- "Szent István Renddel tüntették ki Kertész Imrét és Rubik Ernőt" [Imre Kertész and Ernő Rubik have been awarded the Order of Saint Stephen]. 20 August 2014. Retrieved 31 March 2016.
- Molnár, Sára. "Nobel in Literature 2002 Imre Kertész's Aesthetics of the Holocaust" CLCWeb: Comparative Literature and Culture 5.1 (2003)
- Tötösy de Zepetnek, Steven. "And the 2002 Nobel Prize for Literature Goes to Imre Kertész, Jew and Hungarian" CLCWeb: Comparative Literature and Culture 5.1 (2003)
- Tötösy de Zepetnek, Steven. "Imre Kertész's Nobel Prize, Public Discourse, and the Media" CLCWeb: Comparative Literature and Culture 7.4 (2005)
- Vasvári, Louise O., and Tötösy de Zepetnek, Steven, eds. Imre Kertész and Holocaust Literature. West Lafayette: Purdue UP, 2005. ISBN 978-1-55753-396-8
- Vasvári, Louise O., and Tötösy de Zepetnek, Steven, eds. Comparative Central European Holocaust Studies. West Lafayette: Purdue UP, 2009. ISBN 978-1-55753-526-9
|Wikimedia Commons has media related to Imre Kertész.|
|Wikiquote has quotations related to: Imre Kertész|
- The Last Word – an interview with Kertész from Holocaust Survivors and Remembrance Project: "Forget You Not"
- Luisa Zielinski (Summer 2013). "Imre Kertész, The Art of Fiction No. 220". The Paris Review.

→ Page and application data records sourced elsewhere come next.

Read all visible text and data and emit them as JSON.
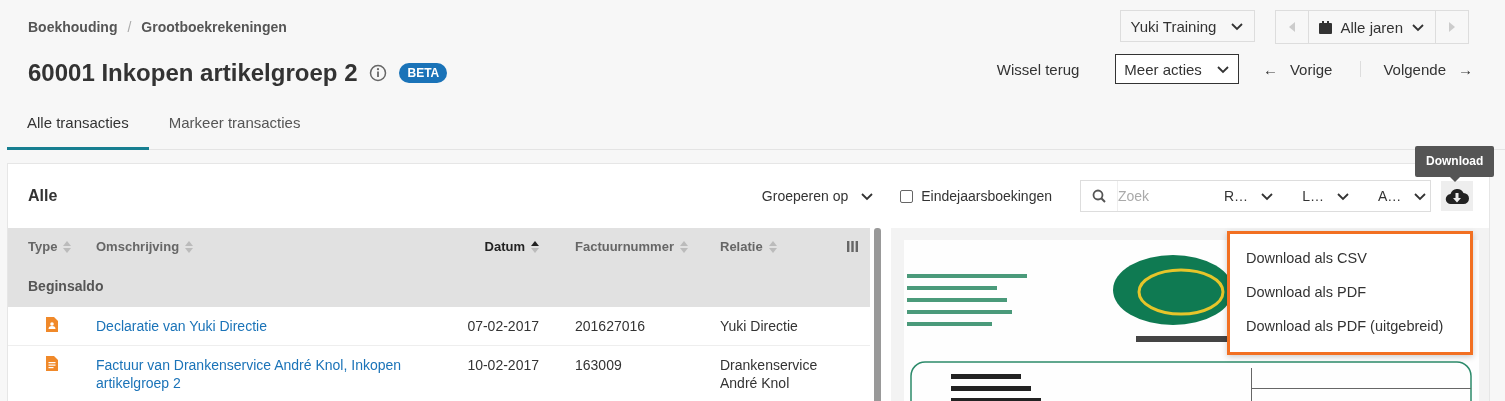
{
  "breadcrumb": {
    "items": [
      "Boekhouding",
      "Grootboekrekeningen"
    ],
    "separator": "/"
  },
  "title": "60001 Inkopen artikelgroep 2",
  "badge": "BETA",
  "company_select": {
    "value": "Yuki Training"
  },
  "year_picker": {
    "value": "Alle jaren",
    "previous_disabled": true,
    "next_disabled": true
  },
  "actions": {
    "switch_back": "Wissel terug",
    "more_actions": "Meer acties",
    "previous": {
      "arrow": "←",
      "label": "Vorige"
    },
    "next": {
      "label": "Volgende",
      "arrow": "→"
    }
  },
  "tabs": [
    {
      "label": "Alle transacties",
      "selected": true
    },
    {
      "label": "Markeer transacties",
      "selected": false
    }
  ],
  "panel": {
    "title": "Alle",
    "group_by": "Groeperen op",
    "year_end_checkbox": {
      "label": "Eindejaarsboekingen",
      "checked": false
    },
    "search": {
      "placeholder": "Zoek"
    },
    "filters": [
      "R…",
      "L…",
      "A…"
    ],
    "download_tooltip": "Download",
    "download_menu": [
      "Download als CSV",
      "Download als PDF",
      "Download als PDF (uitgebreid)"
    ]
  },
  "table": {
    "columns": [
      {
        "label": "Type",
        "sorted": false
      },
      {
        "label": "Omschrijving",
        "sorted": false
      },
      {
        "label": "Datum",
        "sorted": true
      },
      {
        "label": "Factuurnummer",
        "sorted": false
      },
      {
        "label": "Relatie",
        "sorted": false
      }
    ],
    "group_row": "Beginsaldo",
    "rows": [
      {
        "kind": "declaration",
        "description": "Declaratie van Yuki Directie",
        "date": "07-02-2017",
        "invoice_number": "201627016",
        "relation": "Yuki Directie"
      },
      {
        "kind": "invoice",
        "description": "Factuur van Drankenservice André Knol, Inkopen artikelgroep 2",
        "date": "10-02-2017",
        "invoice_number": "163009",
        "relation": "Drankenservice André Knol"
      }
    ]
  }
}
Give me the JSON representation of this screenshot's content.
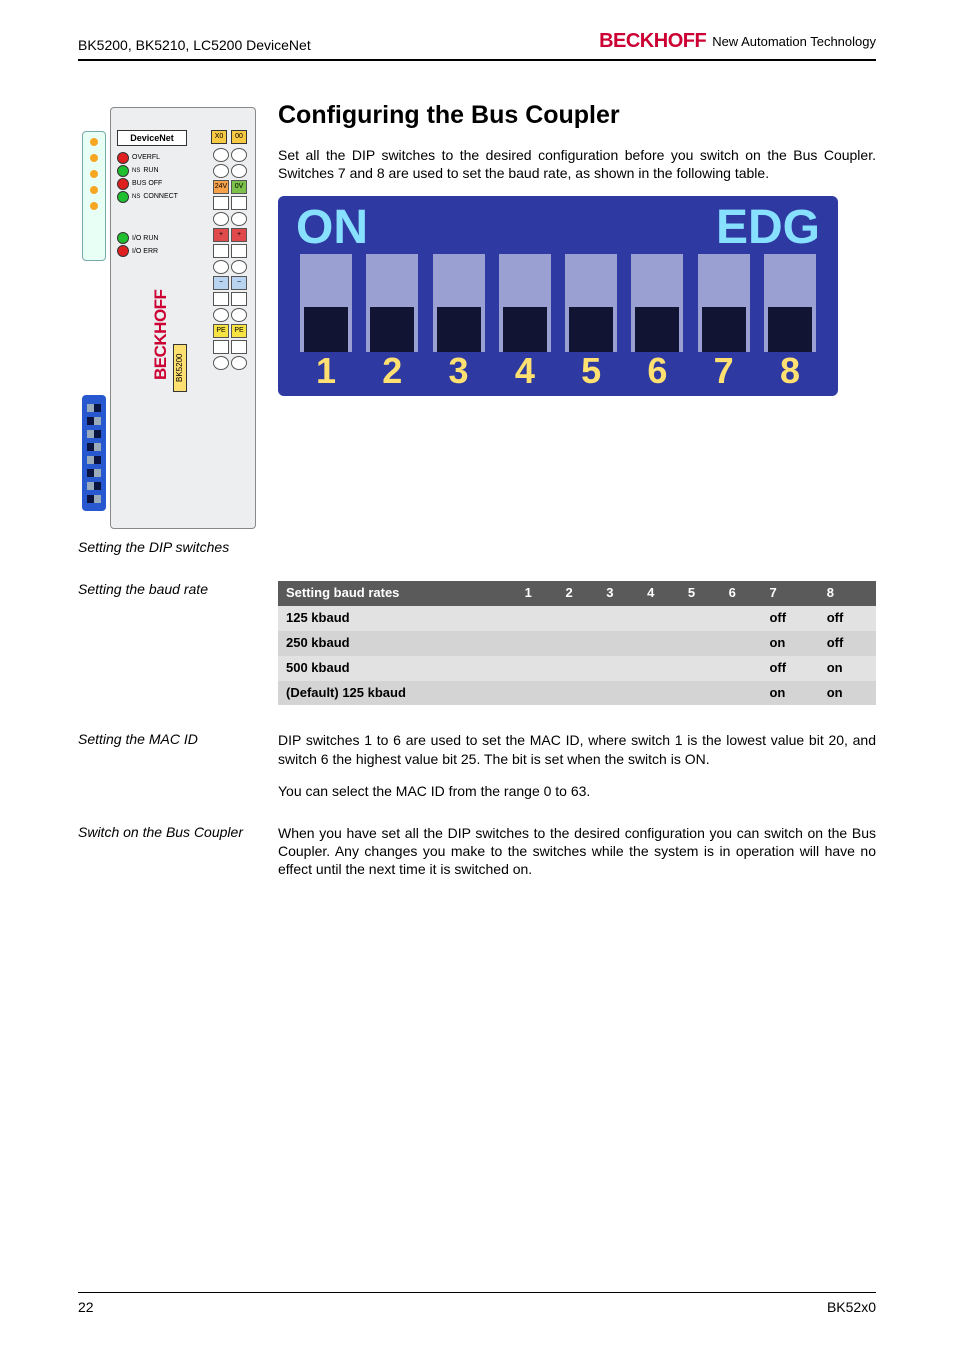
{
  "header": {
    "doc_title": "BK5200, BK5210, LC5200 DeviceNet",
    "brand_name": "BECKHOFF",
    "brand_tagline": "New Automation Technology"
  },
  "section": {
    "heading": "Configuring the Bus Coupler",
    "intro": "Set all the DIP switches to the desired configuration before you switch on the Bus Coupler. Switches 7 and 8 are used to set the baud rate, as shown in the following table."
  },
  "module": {
    "devnet_label": "DeviceNet",
    "x0": "X0",
    "o0": "00",
    "leds": {
      "overfl": "OVERFL",
      "ns_run": "RUN",
      "busoff": "BUS OFF",
      "ns_connect": "CONNECT",
      "io_run": "I/O RUN",
      "io_err": "I/O ERR",
      "ns1": "NS",
      "ns2": "NS"
    },
    "term_labels": {
      "v24": "24V",
      "ov": "0V",
      "plus": "+",
      "minus": "−",
      "pe": "PE"
    },
    "brand_vert": "BECKHOFF",
    "bk_tag": "BK5200",
    "caption": "Setting the DIP switches"
  },
  "dip": {
    "label_on": "ON",
    "label_edg": "EDG",
    "numbers": [
      "1",
      "2",
      "3",
      "4",
      "5",
      "6",
      "7",
      "8"
    ]
  },
  "baud_section_label": "Setting the baud rate",
  "chart_data": {
    "type": "table",
    "title": "Setting baud rates",
    "columns": [
      "Setting baud rates",
      "1",
      "2",
      "3",
      "4",
      "5",
      "6",
      "7",
      "8"
    ],
    "rows": [
      {
        "rate": "125 kbaud",
        "sw": [
          "",
          "",
          "",
          "",
          "",
          "",
          "off",
          "off"
        ]
      },
      {
        "rate": "250 kbaud",
        "sw": [
          "",
          "",
          "",
          "",
          "",
          "",
          "on",
          "off"
        ]
      },
      {
        "rate": "500 kbaud",
        "sw": [
          "",
          "",
          "",
          "",
          "",
          "",
          "off",
          "on"
        ]
      },
      {
        "rate": "(Default) 125 kbaud",
        "sw": [
          "",
          "",
          "",
          "",
          "",
          "",
          "on",
          "on"
        ]
      }
    ]
  },
  "mac": {
    "label": "Setting the MAC ID",
    "p1": "DIP switches 1 to 6 are used to set the MAC ID, where switch 1 is the lowest value bit 20, and switch 6 the highest value bit 25. The bit is set when the switch is ON.",
    "p2": "You can select the MAC ID from the range 0 to 63."
  },
  "switch_on": {
    "label": "Switch on the Bus Coupler",
    "p1": "When you have set all the DIP switches to the desired configuration you can switch on the Bus Coupler. Any changes you make to the switches while the system is in operation will have no effect until the next time it is switched on."
  },
  "footer": {
    "page_num": "22",
    "doc_code": "BK52x0"
  }
}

- Imre Kertész—Nobel Lecture
- B.-ing There, a review of the novel Liquidation by Ben Ehrenreich, Village Voice, 20 December 2004
- Haaretz article on Kertész
- 2011 Interview on "Self-imposed exile and writing" with Swedish publisher Svante Weyler.